[[ Supplied data, beginning ]]

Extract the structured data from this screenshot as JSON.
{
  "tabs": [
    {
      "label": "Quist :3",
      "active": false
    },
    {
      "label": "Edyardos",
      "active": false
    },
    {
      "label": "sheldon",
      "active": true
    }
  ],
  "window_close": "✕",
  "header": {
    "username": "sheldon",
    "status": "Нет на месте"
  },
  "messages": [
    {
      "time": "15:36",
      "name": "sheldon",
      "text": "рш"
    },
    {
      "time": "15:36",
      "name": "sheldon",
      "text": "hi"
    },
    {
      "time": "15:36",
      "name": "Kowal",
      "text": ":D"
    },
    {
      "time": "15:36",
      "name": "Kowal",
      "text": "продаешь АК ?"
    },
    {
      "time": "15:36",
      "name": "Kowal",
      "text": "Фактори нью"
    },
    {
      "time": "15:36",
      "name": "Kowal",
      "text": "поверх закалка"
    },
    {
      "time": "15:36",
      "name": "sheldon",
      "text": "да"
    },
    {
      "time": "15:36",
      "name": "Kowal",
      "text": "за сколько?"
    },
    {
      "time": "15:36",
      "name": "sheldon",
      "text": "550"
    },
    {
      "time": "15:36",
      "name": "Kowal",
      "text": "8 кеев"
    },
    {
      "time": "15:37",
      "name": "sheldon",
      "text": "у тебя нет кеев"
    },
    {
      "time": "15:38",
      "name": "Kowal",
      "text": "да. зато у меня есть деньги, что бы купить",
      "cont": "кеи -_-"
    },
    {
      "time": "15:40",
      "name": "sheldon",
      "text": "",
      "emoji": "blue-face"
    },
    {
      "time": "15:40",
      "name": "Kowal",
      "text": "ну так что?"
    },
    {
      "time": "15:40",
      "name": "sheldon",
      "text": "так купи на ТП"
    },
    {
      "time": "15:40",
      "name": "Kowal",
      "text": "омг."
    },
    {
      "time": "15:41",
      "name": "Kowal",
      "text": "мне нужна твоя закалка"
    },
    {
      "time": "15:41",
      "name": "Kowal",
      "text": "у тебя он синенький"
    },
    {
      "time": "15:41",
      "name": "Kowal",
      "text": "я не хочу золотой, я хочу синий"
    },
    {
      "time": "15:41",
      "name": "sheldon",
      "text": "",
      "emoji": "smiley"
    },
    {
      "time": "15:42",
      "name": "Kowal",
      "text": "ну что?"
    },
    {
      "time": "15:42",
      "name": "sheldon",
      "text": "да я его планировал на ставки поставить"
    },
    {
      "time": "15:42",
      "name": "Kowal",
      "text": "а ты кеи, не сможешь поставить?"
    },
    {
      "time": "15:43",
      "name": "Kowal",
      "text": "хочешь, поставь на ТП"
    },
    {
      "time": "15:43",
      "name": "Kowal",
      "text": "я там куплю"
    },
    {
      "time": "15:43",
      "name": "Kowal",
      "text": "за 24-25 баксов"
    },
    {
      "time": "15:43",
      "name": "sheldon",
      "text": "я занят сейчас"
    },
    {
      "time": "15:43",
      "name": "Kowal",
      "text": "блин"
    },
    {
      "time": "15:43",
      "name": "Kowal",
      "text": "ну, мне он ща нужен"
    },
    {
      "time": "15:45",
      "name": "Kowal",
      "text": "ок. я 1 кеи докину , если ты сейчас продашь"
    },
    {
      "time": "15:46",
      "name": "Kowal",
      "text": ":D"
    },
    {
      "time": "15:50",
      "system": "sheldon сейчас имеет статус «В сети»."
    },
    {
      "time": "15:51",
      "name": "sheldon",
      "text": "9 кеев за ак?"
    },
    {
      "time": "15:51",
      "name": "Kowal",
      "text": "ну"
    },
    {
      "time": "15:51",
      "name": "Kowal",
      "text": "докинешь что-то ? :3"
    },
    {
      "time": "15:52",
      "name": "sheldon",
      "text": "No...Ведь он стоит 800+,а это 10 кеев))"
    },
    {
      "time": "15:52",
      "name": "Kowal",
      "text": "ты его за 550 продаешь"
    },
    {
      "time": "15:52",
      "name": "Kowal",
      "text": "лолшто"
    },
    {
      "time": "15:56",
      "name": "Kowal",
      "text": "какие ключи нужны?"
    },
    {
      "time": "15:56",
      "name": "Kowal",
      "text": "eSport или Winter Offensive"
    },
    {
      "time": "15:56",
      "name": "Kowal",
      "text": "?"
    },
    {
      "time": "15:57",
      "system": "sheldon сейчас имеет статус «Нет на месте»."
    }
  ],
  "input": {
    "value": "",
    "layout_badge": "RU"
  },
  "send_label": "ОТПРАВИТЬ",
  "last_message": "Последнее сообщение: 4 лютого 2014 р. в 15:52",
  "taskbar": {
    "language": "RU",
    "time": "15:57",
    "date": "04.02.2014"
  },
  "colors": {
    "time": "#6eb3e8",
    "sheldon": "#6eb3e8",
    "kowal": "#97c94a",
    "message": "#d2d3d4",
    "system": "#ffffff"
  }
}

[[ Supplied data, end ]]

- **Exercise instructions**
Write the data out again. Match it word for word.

- **Answer space**
Extract the structured data from this screenshot as JSON.
{
  "tabs": [
    {
      "label": "Quist :3",
      "active": false
    },
    {
      "label": "Edyardos",
      "active": false
    },
    {
      "label": "sheldon",
      "active": true
    }
  ],
  "window_close": "✕",
  "header": {
    "username": "sheldon",
    "status": "Нет на месте"
  },
  "messages": [
    {
      "time": "15:36",
      "name": "sheldon",
      "text": "рш"
    },
    {
      "time": "15:36",
      "name": "sheldon",
      "text": "hi"
    },
    {
      "time": "15:36",
      "name": "Kowal",
      "text": ":D"
    },
    {
      "time": "15:36",
      "name": "Kowal",
      "text": "продаешь АК ?"
    },
    {
      "time": "15:36",
      "name": "Kowal",
      "text": "Фактори нью"
    },
    {
      "time": "15:36",
      "name": "Kowal",
      "text": "поверх закалка"
    },
    {
      "time": "15:36",
      "name": "sheldon",
      "text": "да"
    },
    {
      "time": "15:36",
      "name": "Kowal",
      "text": "за сколько?"
    },
    {
      "time": "15:36",
      "name": "sheldon",
      "text": "550"
    },
    {
      "time": "15:36",
      "name": "Kowal",
      "text": "8 кеев"
    },
    {
      "time": "15:37",
      "name": "sheldon",
      "text": "у тебя нет кеев"
    },
    {
      "time": "15:38",
      "name": "Kowal",
      "text": "да. зато у меня есть деньги, что бы купить",
      "cont": "кеи -_-"
    },
    {
      "time": "15:40",
      "name": "sheldon",
      "text": "",
      "emoji": "blue-face"
    },
    {
      "time": "15:40",
      "name": "Kowal",
      "text": "ну так что?"
    },
    {
      "time": "15:40",
      "name": "sheldon",
      "text": "так купи на ТП"
    },
    {
      "time": "15:40",
      "name": "Kowal",
      "text": "омг."
    },
    {
      "time": "15:41",
      "name": "Kowal",
      "text": "мне нужна твоя закалка"
    },
    {
      "time": "15:41",
      "name": "Kowal",
      "text": "у тебя он синенький"
    },
    {
      "time": "15:41",
      "name": "Kowal",
      "text": "я не хочу золотой, я хочу синий"
    },
    {
      "time": "15:41",
      "name": "sheldon",
      "text": "",
      "emoji": "smiley"
    },
    {
      "time": "15:42",
      "name": "Kowal",
      "text": "ну что?"
    },
    {
      "time": "15:42",
      "name": "sheldon",
      "text": "да я его планировал на ставки поставить"
    },
    {
      "time": "15:42",
      "name": "Kowal",
      "text": "а ты кеи, не сможешь поставить?"
    },
    {
      "time": "15:43",
      "name": "Kowal",
      "text": "хочешь, поставь на ТП"
    },
    {
      "time": "15:43",
      "name": "Kowal",
      "text": "я там куплю"
    },
    {
      "time": "15:43",
      "name": "Kowal",
      "text": "за 24-25 баксов"
    },
    {
      "time": "15:43",
      "name": "sheldon",
      "text": "я занят сейчас"
    },
    {
      "time": "15:43",
      "name": "Kowal",
      "text": "блин"
    },
    {
      "time": "15:43",
      "name": "Kowal",
      "text": "ну, мне он ща нужен"
    },
    {
      "time": "15:45",
      "name": "Kowal",
      "text": "ок. я 1 кеи докину , если ты сейчас продашь"
    },
    {
      "time": "15:46",
      "name": "Kowal",
      "text": ":D"
    },
    {
      "time": "15:50",
      "system": "sheldon сейчас имеет статус «В сети»."
    },
    {
      "time": "15:51",
      "name": "sheldon",
      "text": "9 кеев за ак?"
    },
    {
      "time": "15:51",
      "name": "Kowal",
      "text": "ну"
    },
    {
      "time": "15:51",
      "name": "Kowal",
      "text": "докинешь что-то ? :3"
    },
    {
      "time": "15:52",
      "name": "sheldon",
      "text": "No...Ведь он стоит 800+,а это 10 кеев))"
    },
    {
      "time": "15:52",
      "name": "Kowal",
      "text": "ты его за 550 продаешь"
    },
    {
      "time": "15:52",
      "name": "Kowal",
      "text": "лолшто"
    },
    {
      "time": "15:56",
      "name": "Kowal",
      "text": "какие ключи нужны?"
    },
    {
      "time": "15:56",
      "name": "Kowal",
      "text": "eSport или Winter Offensive"
    },
    {
      "time": "15:56",
      "name": "Kowal",
      "text": "?"
    },
    {
      "time": "15:57",
      "system": "sheldon сейчас имеет статус «Нет на месте»."
    }
  ],
  "input": {
    "value": "",
    "layout_badge": "RU"
  },
  "send_label": "ОТПРАВИТЬ",
  "last_message": "Последнее сообщение: 4 лютого 2014 р. в 15:52",
  "taskbar": {
    "language": "RU",
    "time": "15:57",
    "date": "04.02.2014"
  },
  "colors": {
    "time": "#6eb3e8",
    "sheldon": "#6eb3e8",
    "kowal": "#97c94a",
    "message": "#d2d3d4",
    "system": "#ffffff"
  }
}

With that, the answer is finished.